Author has written 1 story for Naruto.
Hello to all you people of the world. For the most part, I am an avid reader of many, many things. My absurdly long favorites list is a testament to this. I apologize in advance for any difficulties navigating it.
And while I can appreciate many works, I hold myself to my impossible standard of perfect before I publish anything of my own. Beware, someday I may get over this and use this site as a dumping ground for every worthwhile work I have ever made.
The things I find that make "good writing", in my humble opinion, are really a few key things.
Consistent Characters/ Character Development
Are your characters real ( do they express emotions and actions prevalent to their situation) and consistent with them selves? Or are they sporadic and change frequently without cause to fit your plot line? I believe that as characters are people (unless they're not, in which they follow their own rules. Which should be followed.) they should behave as people. People don't suddenly change for no reason. Document their change and record their progress or regression. The audience often looks for character they can identify with, so make them understandable. Or if this is not what you as an author wants, make sure you highlight what makes your character different and in some way explain why this is.
Well Developed Plots
There are many, many ways to create a good plot, and even more to ruin one. There are plot lines and plot twists, and they are the reasons why you have everything from tearjerkers to gut busters, and everything in between. This is the heart of your creativity, and it is essentially the soul of any work (beyond your characters, who are the people who execute your plot.) After all, actions can speak louder than words, as can any non-action. Choose carefully what you wish to reveal and when. There is (or should be) significance in the timing, or pacing, of your plot! This is often which will make a work thrive, or die. Your plot should be made of all things, believable. Jumping from one topic to the next may be satisfying in the authors head, but usually makes for poor writing as you just have made your audience skeptical, confused, or even a tad angry.
Grammar, Vocabulary, and Spelling.
This is the final leg of the “good writing" tripod. Though each of these is important enough to have their own category, they each accomplish the same point; how are you to convey your story? Any time you have to puzzle the meaning of what the author is trying to say detracts from the overall experience of the audience. While breaking the rules of grammar may occasionally drive your point home, they provide a set rhythm (as well as an understanding) that, offset with elevated vocabulary, will draw more of your targeted audience.

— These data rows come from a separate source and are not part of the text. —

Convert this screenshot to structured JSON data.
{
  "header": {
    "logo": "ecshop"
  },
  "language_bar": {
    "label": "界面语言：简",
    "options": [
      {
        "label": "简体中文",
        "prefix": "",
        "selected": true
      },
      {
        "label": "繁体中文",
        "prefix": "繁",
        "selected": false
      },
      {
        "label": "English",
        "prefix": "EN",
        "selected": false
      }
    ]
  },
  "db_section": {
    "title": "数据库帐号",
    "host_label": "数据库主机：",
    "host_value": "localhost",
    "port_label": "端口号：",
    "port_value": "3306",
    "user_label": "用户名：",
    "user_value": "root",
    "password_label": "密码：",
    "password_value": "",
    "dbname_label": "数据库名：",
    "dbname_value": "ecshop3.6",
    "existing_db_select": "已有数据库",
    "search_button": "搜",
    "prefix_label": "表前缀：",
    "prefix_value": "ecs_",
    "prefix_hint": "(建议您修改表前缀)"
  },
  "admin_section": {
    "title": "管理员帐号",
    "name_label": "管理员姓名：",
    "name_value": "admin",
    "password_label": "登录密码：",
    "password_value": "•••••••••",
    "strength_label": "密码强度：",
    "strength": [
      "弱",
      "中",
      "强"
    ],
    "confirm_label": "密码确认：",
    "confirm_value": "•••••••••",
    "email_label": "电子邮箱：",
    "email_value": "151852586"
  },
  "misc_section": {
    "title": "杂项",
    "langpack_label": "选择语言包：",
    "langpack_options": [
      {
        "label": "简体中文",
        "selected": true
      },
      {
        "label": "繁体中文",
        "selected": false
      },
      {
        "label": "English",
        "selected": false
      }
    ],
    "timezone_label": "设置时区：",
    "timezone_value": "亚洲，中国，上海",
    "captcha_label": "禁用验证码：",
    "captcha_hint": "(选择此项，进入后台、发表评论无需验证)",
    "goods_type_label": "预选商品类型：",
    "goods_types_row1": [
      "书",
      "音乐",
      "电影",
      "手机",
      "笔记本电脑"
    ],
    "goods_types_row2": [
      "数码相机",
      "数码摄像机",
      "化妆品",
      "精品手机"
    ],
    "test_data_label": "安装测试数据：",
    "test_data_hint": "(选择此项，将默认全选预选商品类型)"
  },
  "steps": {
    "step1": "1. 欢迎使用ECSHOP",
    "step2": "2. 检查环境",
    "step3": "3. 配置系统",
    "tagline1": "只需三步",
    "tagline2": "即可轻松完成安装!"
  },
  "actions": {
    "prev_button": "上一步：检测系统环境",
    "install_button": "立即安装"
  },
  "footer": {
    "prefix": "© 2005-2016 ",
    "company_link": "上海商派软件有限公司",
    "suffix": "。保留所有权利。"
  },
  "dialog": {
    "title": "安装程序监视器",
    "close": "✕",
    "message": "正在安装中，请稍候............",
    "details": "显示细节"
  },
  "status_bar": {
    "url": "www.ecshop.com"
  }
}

Blanket Disclaimer: I own nothing but my own, obvious creations. All recognizable content is not mine.
For or now, this is likely all you need to know about me.